By Maria, Laura, Vanessa and Beatriz
While doing all these interviews around the Bay Area, we learned a lot from all kinds of people’s perspectives. Some people thought their community was clean, others didn’t.
Focusing on aesthetics, one of the main points was graffiti. Some people didn’t like the fact that the teens would 'destroy' the city this way, others would think that graffiti was 'art'. When we were interviewing people in Fruitvale village, we interviewed Pete Villasenor, a librarian. He said that in his opinion graffiti was an art and that he would like more people to pay teens to paint murals around the town. In other places around, Fruitvale people said that this kids who do this kind of vandalism are kids who are not educated by their parents, and that it was all about how the parents raised their children to respect property.
In Chinatown, and Lake Merritt, we also saw graffiti, compared to other places like Walnut Creek, Alameda, Castro Street, and Old Oakland, where the graffiti in walls was very rare. We think this is because this are wealthier cities were people paymore taxes and the money is use to maintain a clean city, they also use the money and spend the time to paint over the graffiti. Meanwhile in Oakland people are using the money to make the city safer and add more cops.
The Chinatown buildings in Downtown Oakland looked old. They looked like they were almost ready to fall down, not all of them but most of them. They didn't look that clean compared to the other buildings we saw. The Fruitvale buildings, is not that they look old is just that they look kind of dirty, not all of them, though some buildings in the Fruitvale area are new and they're pretty clean. In the Rockridge area the buildings didn't look old or new: they were in good shape and they didn't look dirty or like they had any tagging on them.
In Old Oakland the buildings were really old. The buildings in Old Oakland are one of the oldest buildings in the Bay Area. They don't look dirty is just the fact that there old that makes them look kind of mess up. Lake Merritt buildings seem like they’re in pretty good shape. Some of them were old and some of them were new. They were building more new buildings too. The buildings in Lakeshore were old but taken care of. They keep the buildings in good shape and make them look new.
In the Castro, some buildings were pretty old, but then again some looked new. They kept their buildings in good shape as well and they are very colorful and different. The buildings in the Castro have a lot color and even though some buildings looked old like the theater they had something about it that made it look new.
Overall, most of the buildings were in good shape. Fruitvale is a place that the Latino community identifies with. There are a lot of Mexican restaurants, and there are mostly Latinos around. The language you mostly hear is Spanish. In Fruitvale we are used to each other, and we are not scared when we see eachother's face. We have simple clothes. We don't have a lot of money to have nicer expensive clothes. In Chinatown, it was an Asian community where the elderly didn't speak much English. In Rockridge there was diversity, but not a lot compared to other parts of Oakland. The people there were dressed professionally, and were nice. In Old Oakland there was a lot of different people because it was the Farmers' Market day, and people from different cities came.
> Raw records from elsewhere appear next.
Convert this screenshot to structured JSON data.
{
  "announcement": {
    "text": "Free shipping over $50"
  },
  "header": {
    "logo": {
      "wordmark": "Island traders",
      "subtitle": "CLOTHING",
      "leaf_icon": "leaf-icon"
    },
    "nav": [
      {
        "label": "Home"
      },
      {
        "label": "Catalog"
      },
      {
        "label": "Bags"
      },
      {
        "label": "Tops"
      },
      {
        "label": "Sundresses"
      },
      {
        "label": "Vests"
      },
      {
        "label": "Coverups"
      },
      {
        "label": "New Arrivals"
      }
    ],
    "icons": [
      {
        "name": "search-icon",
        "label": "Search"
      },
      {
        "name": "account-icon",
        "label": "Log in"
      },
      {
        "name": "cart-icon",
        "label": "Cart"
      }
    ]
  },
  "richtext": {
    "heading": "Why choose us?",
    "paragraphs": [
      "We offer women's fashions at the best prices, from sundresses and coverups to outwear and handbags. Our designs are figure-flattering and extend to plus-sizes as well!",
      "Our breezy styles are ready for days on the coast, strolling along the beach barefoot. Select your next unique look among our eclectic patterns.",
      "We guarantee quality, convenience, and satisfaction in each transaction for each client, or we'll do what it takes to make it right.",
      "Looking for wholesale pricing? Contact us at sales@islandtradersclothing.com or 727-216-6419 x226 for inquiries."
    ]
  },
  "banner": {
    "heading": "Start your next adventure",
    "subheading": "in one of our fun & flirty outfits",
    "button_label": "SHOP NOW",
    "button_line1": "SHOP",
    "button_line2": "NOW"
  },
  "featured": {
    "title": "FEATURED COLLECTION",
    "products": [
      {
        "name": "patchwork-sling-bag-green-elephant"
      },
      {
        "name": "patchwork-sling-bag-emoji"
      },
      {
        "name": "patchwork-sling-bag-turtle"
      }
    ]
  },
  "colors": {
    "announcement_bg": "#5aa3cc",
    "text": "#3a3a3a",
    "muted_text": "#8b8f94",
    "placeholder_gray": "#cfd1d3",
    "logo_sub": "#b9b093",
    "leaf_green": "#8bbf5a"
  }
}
The Castro was a different community. In Fruitvale you rarely see a homosexual men walking around. In Castro that's pretty much all you saw. The people there looked like they had money based on how they were dressed. In Walnut Creek people were walking around in their suits and professional clothes. Most of the people we saw in Walnut Creek were Caucasian. They were not used to seeing minorities. It was clear they believed in the stereotypes that people said about minorities. The clear example that showed they were absorbed into stereotypes was that, when our male group-member approached a white lady, she grabbed her purse and looked really scared. We believe this because they haven't had the chance to interact with minorities, and they go based on what they hear in the media.
While visiting Fruitvale we noticed that the streets were really dirty. In the Fruitvale drains there was a bag of chips, soda cans and more other trash. There was people picking up cans and bottles (to get money for recycling them), but they weren't picking up thash. We think that Fruitvale was dirty is because theres' a lot of people that are lazy to look for a trash can and just throw it in the ground. In Rockridge it was very different from Fruitvale: the streets were much cleaner and there was no garbage in the drains. We think that it was clean because people care for their environment and don't want a dirty environment. Another reason is because there are a lot of rich people and they have pay higher taxes.
In Alameda, the part that we went to was clean. We think that there are parts in the community that are dirty. It was clean because people are clean and want people to see their community as a clean one. The Castro was different because it's right next door to the Mission, where the streets are super dirty, but in the Castro, they were much cleaner than the Mission. We think that in Castro it was sort of clean because some people cared about their community (though not all of them). In Lakeshore, their community was clean because there was a lot of trash cans around. In Walnut Creek the streets were much cleaner than in Old Oakland probably because some people don't care and some do. We think that if people make a change of not littering the streets can be much cleaner. In Chinatown, the streets had gum on the ground and we walked past a garbage can that was in the ground and there was thrash next to it, probably because it couldn't fit anymore garbage.